> **What is required**
Copy each line of the entries that contains the word "orig".

+++ Provided entries +++

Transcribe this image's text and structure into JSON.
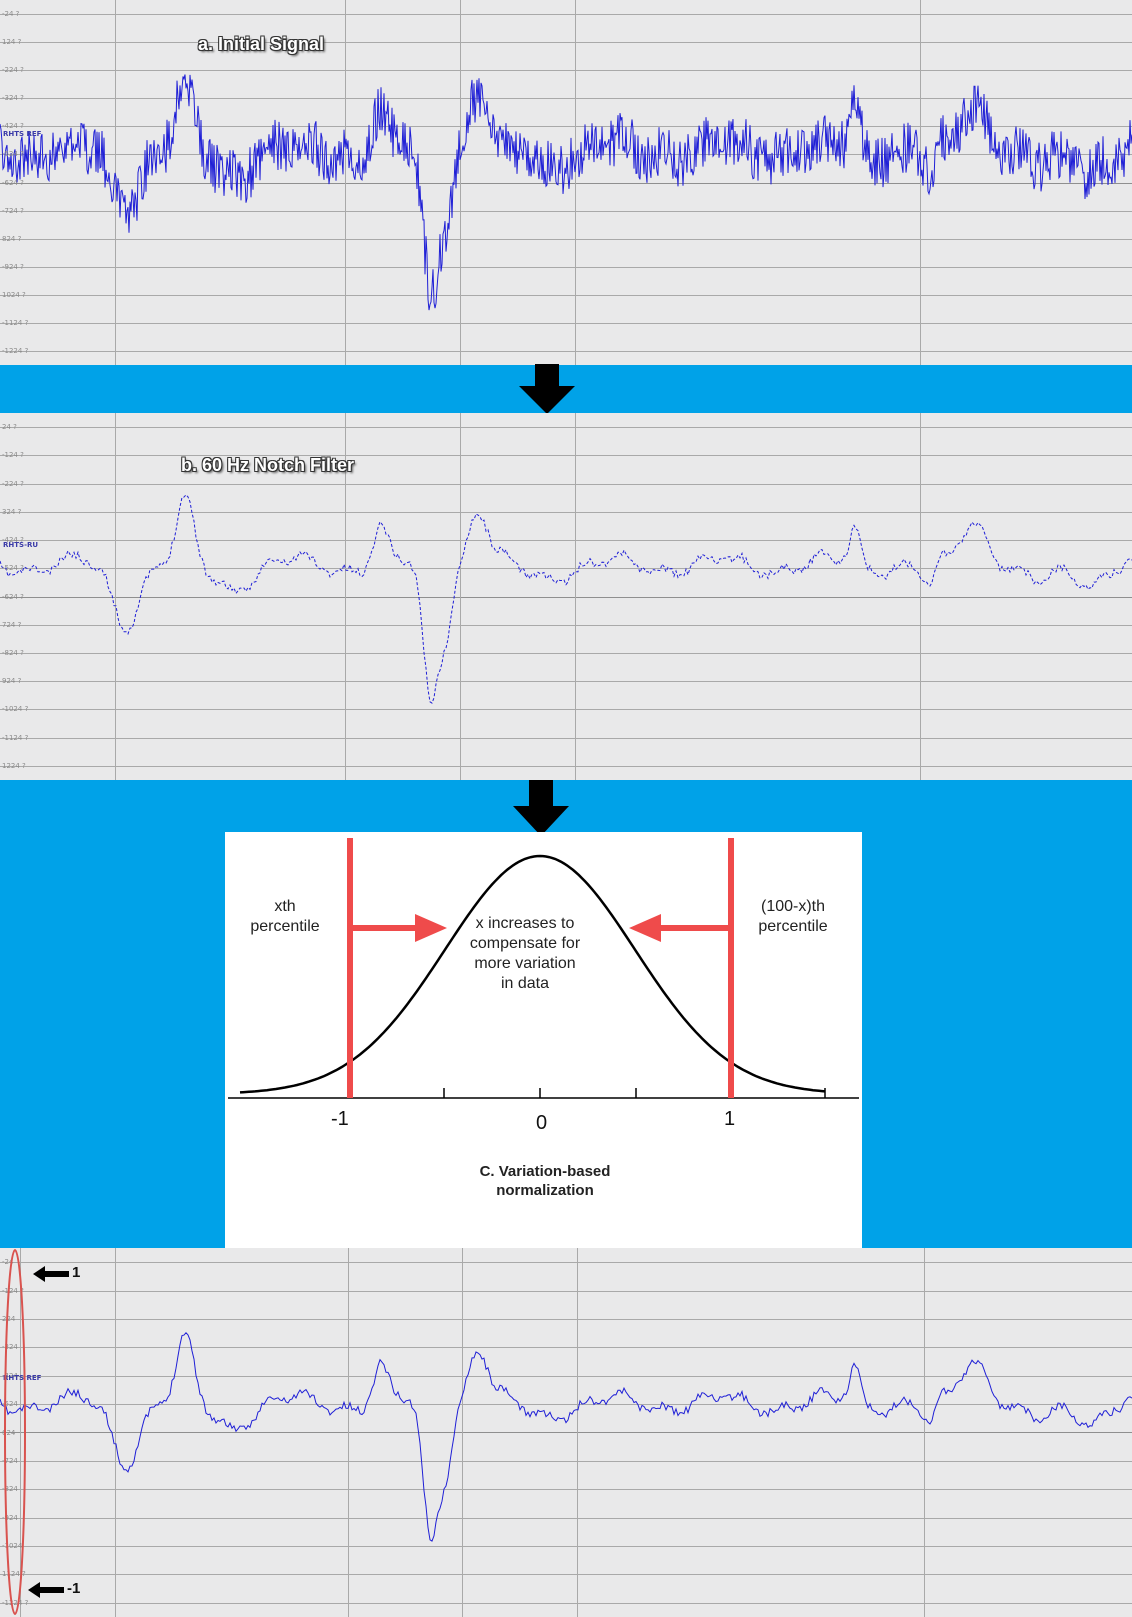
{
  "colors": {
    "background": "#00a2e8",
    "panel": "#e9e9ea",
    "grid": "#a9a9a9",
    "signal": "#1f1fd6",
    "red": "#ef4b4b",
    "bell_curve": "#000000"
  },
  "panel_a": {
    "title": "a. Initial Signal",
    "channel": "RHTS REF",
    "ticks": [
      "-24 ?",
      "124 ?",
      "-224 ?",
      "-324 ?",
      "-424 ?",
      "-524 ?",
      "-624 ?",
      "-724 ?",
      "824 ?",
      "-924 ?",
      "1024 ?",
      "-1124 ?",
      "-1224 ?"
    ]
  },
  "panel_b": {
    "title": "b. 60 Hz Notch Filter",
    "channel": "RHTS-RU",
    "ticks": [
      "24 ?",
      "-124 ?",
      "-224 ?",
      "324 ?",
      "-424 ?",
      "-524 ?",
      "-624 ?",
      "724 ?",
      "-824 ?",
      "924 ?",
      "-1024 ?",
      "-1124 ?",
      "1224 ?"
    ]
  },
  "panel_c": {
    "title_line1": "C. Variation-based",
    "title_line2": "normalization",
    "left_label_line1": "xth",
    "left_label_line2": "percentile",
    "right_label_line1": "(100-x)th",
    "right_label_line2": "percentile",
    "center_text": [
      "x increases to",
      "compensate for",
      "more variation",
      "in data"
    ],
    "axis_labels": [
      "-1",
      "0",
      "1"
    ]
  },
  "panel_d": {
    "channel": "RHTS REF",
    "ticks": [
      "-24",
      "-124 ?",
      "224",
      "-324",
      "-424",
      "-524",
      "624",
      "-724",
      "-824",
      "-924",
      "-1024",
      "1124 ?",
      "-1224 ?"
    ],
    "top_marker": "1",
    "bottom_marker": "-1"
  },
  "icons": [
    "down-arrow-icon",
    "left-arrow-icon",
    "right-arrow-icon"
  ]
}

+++
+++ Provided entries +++

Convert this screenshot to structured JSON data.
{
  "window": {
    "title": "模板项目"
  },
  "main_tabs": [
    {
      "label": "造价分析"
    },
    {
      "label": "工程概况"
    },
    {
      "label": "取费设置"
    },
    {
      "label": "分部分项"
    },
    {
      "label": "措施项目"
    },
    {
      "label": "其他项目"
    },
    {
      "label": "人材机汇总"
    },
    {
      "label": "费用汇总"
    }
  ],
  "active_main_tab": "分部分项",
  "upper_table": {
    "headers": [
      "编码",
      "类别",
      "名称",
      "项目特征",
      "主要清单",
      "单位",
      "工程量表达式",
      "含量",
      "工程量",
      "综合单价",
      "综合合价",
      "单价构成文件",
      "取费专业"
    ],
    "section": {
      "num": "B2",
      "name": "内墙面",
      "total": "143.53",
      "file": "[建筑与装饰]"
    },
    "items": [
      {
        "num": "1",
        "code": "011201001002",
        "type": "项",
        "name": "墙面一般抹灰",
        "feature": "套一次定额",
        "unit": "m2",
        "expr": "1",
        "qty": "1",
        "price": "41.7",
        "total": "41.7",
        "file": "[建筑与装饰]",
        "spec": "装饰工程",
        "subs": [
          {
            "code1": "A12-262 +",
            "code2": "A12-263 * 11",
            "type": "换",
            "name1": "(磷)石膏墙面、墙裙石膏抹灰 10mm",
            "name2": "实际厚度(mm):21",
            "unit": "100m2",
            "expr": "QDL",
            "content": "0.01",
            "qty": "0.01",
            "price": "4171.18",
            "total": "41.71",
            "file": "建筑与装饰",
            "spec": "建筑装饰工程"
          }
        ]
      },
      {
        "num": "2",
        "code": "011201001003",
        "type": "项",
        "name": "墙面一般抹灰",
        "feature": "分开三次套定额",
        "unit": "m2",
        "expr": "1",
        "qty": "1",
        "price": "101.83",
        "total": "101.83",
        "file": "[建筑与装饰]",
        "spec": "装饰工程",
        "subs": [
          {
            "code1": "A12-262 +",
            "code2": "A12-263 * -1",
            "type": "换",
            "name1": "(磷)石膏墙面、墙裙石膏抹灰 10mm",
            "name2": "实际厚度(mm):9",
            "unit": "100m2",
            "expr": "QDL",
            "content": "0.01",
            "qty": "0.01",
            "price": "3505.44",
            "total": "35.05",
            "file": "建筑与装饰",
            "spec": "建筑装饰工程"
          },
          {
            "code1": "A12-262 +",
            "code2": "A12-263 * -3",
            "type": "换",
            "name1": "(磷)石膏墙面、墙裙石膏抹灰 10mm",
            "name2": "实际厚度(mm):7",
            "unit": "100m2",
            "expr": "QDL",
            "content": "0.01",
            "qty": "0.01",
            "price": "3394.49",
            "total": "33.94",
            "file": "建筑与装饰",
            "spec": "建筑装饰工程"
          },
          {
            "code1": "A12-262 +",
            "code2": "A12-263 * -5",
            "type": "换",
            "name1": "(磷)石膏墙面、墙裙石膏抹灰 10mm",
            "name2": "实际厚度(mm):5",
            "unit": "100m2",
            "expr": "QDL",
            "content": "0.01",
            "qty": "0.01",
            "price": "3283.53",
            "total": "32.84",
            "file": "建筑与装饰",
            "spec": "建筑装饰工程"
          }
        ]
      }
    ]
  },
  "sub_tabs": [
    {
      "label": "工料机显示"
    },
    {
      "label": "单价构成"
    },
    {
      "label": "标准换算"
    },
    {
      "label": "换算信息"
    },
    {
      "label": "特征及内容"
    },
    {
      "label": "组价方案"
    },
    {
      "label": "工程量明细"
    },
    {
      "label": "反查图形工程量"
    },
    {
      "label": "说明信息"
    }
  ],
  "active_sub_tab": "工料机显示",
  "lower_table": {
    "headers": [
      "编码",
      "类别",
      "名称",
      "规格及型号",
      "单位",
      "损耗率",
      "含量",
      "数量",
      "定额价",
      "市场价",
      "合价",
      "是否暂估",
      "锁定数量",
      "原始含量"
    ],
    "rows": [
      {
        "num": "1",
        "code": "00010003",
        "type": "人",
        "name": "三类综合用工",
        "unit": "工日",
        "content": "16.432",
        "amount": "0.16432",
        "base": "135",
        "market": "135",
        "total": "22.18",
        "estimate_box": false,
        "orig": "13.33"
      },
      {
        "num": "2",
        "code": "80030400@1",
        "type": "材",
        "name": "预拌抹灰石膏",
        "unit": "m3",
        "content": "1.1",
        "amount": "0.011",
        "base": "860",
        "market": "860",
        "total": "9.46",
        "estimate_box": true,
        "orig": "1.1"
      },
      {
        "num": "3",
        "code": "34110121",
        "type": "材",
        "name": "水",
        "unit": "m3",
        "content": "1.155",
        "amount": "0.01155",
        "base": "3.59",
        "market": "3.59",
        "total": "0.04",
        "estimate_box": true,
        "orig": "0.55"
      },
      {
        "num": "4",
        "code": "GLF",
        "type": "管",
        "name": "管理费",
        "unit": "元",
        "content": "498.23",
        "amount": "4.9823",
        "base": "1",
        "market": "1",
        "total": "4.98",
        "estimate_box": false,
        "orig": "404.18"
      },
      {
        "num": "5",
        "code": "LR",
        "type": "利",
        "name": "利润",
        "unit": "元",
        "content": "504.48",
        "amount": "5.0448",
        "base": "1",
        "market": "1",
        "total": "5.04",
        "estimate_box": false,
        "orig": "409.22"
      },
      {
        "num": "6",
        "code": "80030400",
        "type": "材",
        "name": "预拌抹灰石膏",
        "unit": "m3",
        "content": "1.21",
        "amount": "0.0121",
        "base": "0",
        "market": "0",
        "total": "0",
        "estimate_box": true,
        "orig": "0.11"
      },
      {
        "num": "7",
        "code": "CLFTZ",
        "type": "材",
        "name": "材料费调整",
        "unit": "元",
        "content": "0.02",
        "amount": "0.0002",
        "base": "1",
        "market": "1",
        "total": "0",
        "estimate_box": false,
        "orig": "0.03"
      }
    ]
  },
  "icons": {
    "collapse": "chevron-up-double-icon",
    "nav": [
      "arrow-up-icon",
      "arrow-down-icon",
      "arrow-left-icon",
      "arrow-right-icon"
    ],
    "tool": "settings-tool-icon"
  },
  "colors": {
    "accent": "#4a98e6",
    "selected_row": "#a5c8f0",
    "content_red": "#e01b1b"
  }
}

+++

> **Response below**
        "orig": "13.33"
        "orig": "1.1"
        "orig": "0.55"
        "orig": "404.18"
        "orig": "409.22"
        "orig": "0.11"
        "orig": "0.03"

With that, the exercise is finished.